This article explains how to create a human-readable backup of your KeePassXC database on paper.

Why?

People use KeePassXC to store all kinds of confidential information, including data beyond simple access credentials for online accounts. Your database may contain bank account numbers, tax/insurance/social security information, your Bitcoin wallet private key, or any other data that’s vital in the digital as well as in the real world. KeePassXC makes sure (provided that your master key is sufficiently complex) that nobody else gets access to that information, but what happens if you lose access yourselves?

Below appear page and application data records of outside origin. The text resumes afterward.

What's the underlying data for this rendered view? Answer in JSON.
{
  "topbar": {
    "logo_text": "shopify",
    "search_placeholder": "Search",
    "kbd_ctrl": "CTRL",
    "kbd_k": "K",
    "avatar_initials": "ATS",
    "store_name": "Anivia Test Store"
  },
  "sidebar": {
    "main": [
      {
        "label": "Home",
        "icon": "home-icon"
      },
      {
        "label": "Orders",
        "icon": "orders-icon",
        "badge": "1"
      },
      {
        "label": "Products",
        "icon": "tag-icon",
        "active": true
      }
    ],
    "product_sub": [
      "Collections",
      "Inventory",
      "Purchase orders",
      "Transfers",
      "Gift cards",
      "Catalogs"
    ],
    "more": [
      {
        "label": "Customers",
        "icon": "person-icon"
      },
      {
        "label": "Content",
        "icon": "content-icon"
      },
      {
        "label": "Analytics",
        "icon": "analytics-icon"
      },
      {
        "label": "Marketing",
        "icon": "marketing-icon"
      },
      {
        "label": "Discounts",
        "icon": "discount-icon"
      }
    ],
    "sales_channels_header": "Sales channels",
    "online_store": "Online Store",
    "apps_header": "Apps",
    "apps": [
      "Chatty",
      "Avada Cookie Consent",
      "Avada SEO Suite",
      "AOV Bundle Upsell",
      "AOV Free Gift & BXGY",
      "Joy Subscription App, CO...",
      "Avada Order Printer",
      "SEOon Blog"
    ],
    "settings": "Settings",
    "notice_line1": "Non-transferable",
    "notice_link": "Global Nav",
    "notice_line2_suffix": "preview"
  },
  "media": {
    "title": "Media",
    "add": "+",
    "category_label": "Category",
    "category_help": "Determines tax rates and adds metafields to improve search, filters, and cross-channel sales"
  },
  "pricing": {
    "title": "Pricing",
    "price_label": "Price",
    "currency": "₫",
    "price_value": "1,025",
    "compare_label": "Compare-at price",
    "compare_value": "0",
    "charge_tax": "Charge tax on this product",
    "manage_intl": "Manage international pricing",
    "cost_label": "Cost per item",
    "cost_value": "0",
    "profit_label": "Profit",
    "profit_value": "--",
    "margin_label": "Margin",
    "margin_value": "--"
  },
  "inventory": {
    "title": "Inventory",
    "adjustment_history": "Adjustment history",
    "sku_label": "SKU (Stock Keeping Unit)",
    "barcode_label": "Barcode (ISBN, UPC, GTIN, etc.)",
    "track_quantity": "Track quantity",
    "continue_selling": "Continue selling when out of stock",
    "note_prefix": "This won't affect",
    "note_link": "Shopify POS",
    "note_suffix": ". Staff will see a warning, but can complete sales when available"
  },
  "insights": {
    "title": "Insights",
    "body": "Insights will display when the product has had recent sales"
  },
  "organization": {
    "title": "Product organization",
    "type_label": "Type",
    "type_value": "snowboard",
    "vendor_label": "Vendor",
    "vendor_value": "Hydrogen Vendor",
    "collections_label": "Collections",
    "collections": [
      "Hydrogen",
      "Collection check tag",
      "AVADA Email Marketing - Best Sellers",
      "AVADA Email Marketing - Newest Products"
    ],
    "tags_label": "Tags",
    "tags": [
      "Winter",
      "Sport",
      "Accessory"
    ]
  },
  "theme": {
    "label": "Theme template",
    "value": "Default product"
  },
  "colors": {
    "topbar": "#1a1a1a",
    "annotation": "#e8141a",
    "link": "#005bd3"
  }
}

Nobody knows what the future will bring. Your cloud provider might terminate your account, preventing you from accessing your database file. Your apartment might burn down, destroying your computer and all your backup media. Your operating system might refuse to run KeePassXC. The Internet might break down. Your government might make encryption illegal.

You might wake up with a head injury and no longer remember your master key. You might die, your spouse might need your data, but do they know your master key? Do they know the location of your database file? Do they know anything about KeePassXC or how to use it?

Keeping backups of your database file in different physical locations remedies some of these issues. Backing up your database to sheets of paper that are readable by humans is another link in your safety chain.

How?

Paper backups are created with KeePassXC’s “HTML Export” feature, which was introduced in KeePassXC 2.5.0. Although the name suggests a more general export facility (like CSV Export), HTML Export was implemented with the explicit intention of supplying paper backups. (Also, note that the result of HTML Export is designed to be human-readable, so there’s no “HTML Import”.)

In a nutshell: Use “HTML Export” to create an HTML file, print that file using your web browser, then delete the file.

In detail:

  1. In KeePassXC, in the “Database” menu, click “Export”, then click “HTML File …”.
  2. A warning message appears that explains that you are going to create an unencrypted file that exposes all your passwords. Read the warning and click “Yes” if you agree to proceed.
  3. A file selection box appears. Choose a file in a temporary location, e. g. your desktop, and name it something like paperbackup.html.
  4. Open paperbackup.html in your web browser (for example, double-click it in Finder/Explorer/file manager).
  5. Use the browser’s “print” function to print the file to paper.
  6. Delete paperbackup.html. Make sure to really destroy the file, rather than moving it to the trash.
  7. Store the printed pages in a safe place.

Screenshot

How about security?

There’s always a trade-off between safety (make sure you can access your data) and security (make sure nobody else can access your data). Paper backups improve safety but reduce security. There are several ways by which your passwords could be compromised when creating and keeping paper backups:

  • A burglar might steal the paper backup from your home.
  • The printer might keep a copy of the paper backup on its built-in hard disk.
  • The operating system might keep a copy of the paper backup in its printer spooler.
  • The browser might keep a copy of the paper backup in its cache.
  • Someone might be eavesdropping on your network while you send the paper backup to a network printer.
  • You might forget to delete the HTML export file, or move it to the trash rather than deleting it.
  • Even if deleted, the contents of the HTML export file still exist physically on your hard disk for a certain time.
  • Malware on your computer might have compromised the browser or printer driver, sending copies of all viewed or printed pages to some malicious host on the Internet.
  • You print the paper backup. The printer jams or loses connection. You print again on a different printer, forgetting about the first one. Some time later, the first printer comes back to life and continues printing; someone else finds the pages before you do.

Be aware of all these (and more) possiblities before you create a paper backup, and decide for yourself if the risk is acceptable.

Even if everything works smoothly, you have to take precautions to keep your paper backups secure from unauthorized access. You might place them in a bank vault, or keep them along with your money/passport/important documents. Old paper backups should go straight into the shredder.